To the editor:

Senator Mitch McConnell and the Republican Party have abandoned free enterprise to gin up the culture wars.

In 2010, Republicans celebrated Citizens United because the Supreme Court held that unlimited corporate political donations constituted free speech. Republicans love free speech.

Maybe not so much anymore. While the party still welcomes the gobs of money Big Business pours into its coffers, it now wants to limit how far corporations go in exercising this political speech thing. When Georgia Republicans passed a voting rights bill, they asserted that it was to “instill confidence in the integrity of the voting system.” That was a lie. The bill sought to suppress minority voting and to perpetuate the Big Lie that the recent election was stolen from Donald Trump. When Georgia-based Coca Cola and Delta Airlines opposed the bill, Senator McConnell was furious. He warned corporate CEOs “not to take sides” and to “stay out of politics” because “you don’t know what you are doing.”

We have a capitalist economy. A corporation exists to satisfy its shareholders by making money. A corporation not selling its products or services to the minority community loses money. A corporation can’t afford to alienate its customers, its employees, or its shareholders by failing to speak out on matters that are important to them. Presumed to be rational actors in a market economy, corporations will always act in their best interests.

A political party that fails to “sell” its policies to the minority community ought to expect bad results on election day. But there is still a path to victory: Find a way to cancel the votes of the minority community. That’s why Republicans in Georgia and more than 40 other states are pushing hundreds of voter suppression laws. If minorities don’t vote for us, then we’re going to make it very difficult for them to vote for anybody else.
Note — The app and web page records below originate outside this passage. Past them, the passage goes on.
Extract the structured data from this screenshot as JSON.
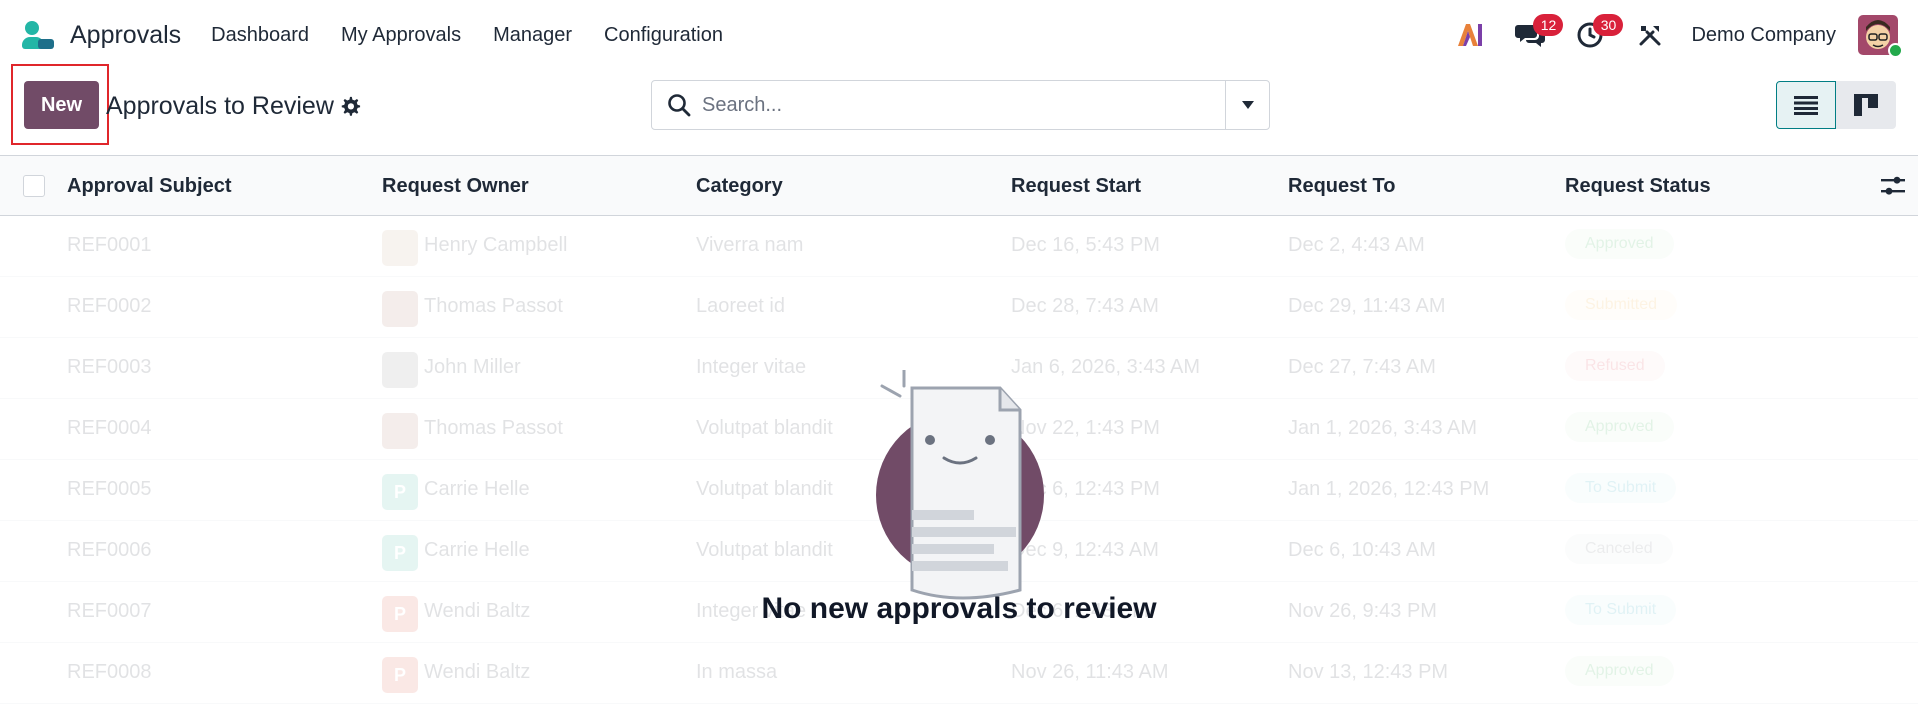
{
  "navbar": {
    "app_name": "Approvals",
    "menu": [
      {
        "label": "Dashboard"
      },
      {
        "label": "My Approvals"
      },
      {
        "label": "Manager"
      },
      {
        "label": "Configuration"
      }
    ],
    "messages_count": "12",
    "activities_count": "30",
    "company": "Demo Company",
    "icons": {
      "ai": "ai-icon",
      "messages": "chat-icon",
      "activities": "clock-icon",
      "debug": "tools-icon"
    }
  },
  "control_panel": {
    "new_label": "New",
    "view_title": "Approvals to Review",
    "search_placeholder": "Search...",
    "accent_color": "#714b67"
  },
  "table": {
    "columns": [
      {
        "label": "Approval Subject"
      },
      {
        "label": "Request Owner"
      },
      {
        "label": "Category"
      },
      {
        "label": "Request Start"
      },
      {
        "label": "Request To"
      },
      {
        "label": "Request Status"
      }
    ],
    "rows": [
      {
        "subject": "REF0001",
        "owner": "Henry Campbell",
        "owner_initial": "",
        "owner_color": "#c9a98a",
        "category": "Viverra nam",
        "start": "Dec 16, 5:43 PM",
        "to": "Dec 2, 4:43 AM",
        "status": "Approved",
        "status_color": "#28a745"
      },
      {
        "subject": "REF0002",
        "owner": "Thomas Passot",
        "owner_initial": "",
        "owner_color": "#b07a6a",
        "category": "Laoreet id",
        "start": "Dec 28, 7:43 AM",
        "to": "Dec 29, 11:43 AM",
        "status": "Submitted",
        "status_color": "#f0a92e"
      },
      {
        "subject": "REF0003",
        "owner": "John Miller",
        "owner_initial": "",
        "owner_color": "#8a8a8a",
        "category": "Integer vitae",
        "start": "Jan 6, 2026, 3:43 AM",
        "to": "Dec 27, 7:43 AM",
        "status": "Refused",
        "status_color": "#dc3545"
      },
      {
        "subject": "REF0004",
        "owner": "Thomas Passot",
        "owner_initial": "",
        "owner_color": "#b07a6a",
        "category": "Volutpat blandit",
        "start": "Nov 22, 1:43 PM",
        "to": "Jan 1, 2026, 3:43 AM",
        "status": "Approved",
        "status_color": "#28a745"
      },
      {
        "subject": "REF0005",
        "owner": "Carrie Helle",
        "owner_initial": "P",
        "owner_color": "#3fb8a0",
        "category": "Volutpat blandit",
        "start": "Dec 6, 12:43 PM",
        "to": "Jan 1, 2026, 12:43 PM",
        "status": "To Submit",
        "status_color": "#17a2b8"
      },
      {
        "subject": "REF0006",
        "owner": "Carrie Helle",
        "owner_initial": "P",
        "owner_color": "#3fb8a0",
        "category": "Volutpat blandit",
        "start": "Dec 9, 12:43 AM",
        "to": "Dec 6, 10:43 AM",
        "status": "Canceled",
        "status_color": "#6c757d"
      },
      {
        "subject": "REF0007",
        "owner": "Wendi Baltz",
        "owner_initial": "P",
        "owner_color": "#e0533f",
        "category": "Integer vitae",
        "start": "Dec 6, 1:43 PM",
        "to": "Nov 26, 9:43 PM",
        "status": "To Submit",
        "status_color": "#17a2b8"
      },
      {
        "subject": "REF0008",
        "owner": "Wendi Baltz",
        "owner_initial": "P",
        "owner_color": "#e0533f",
        "category": "In massa",
        "start": "Nov 26, 11:43 AM",
        "to": "Nov 13, 12:43 PM",
        "status": "Approved",
        "status_color": "#28a745"
      }
    ]
  },
  "empty_state": {
    "message": "No new approvals to review"
  }
}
Senator McConnell, start persuading minorities to support you. Stop interfering in the free market by threatening corporations for doing what they’re supposed to do. Better yet, just stay out of the business world. You don’t know what you’re doing.

—Scott Newton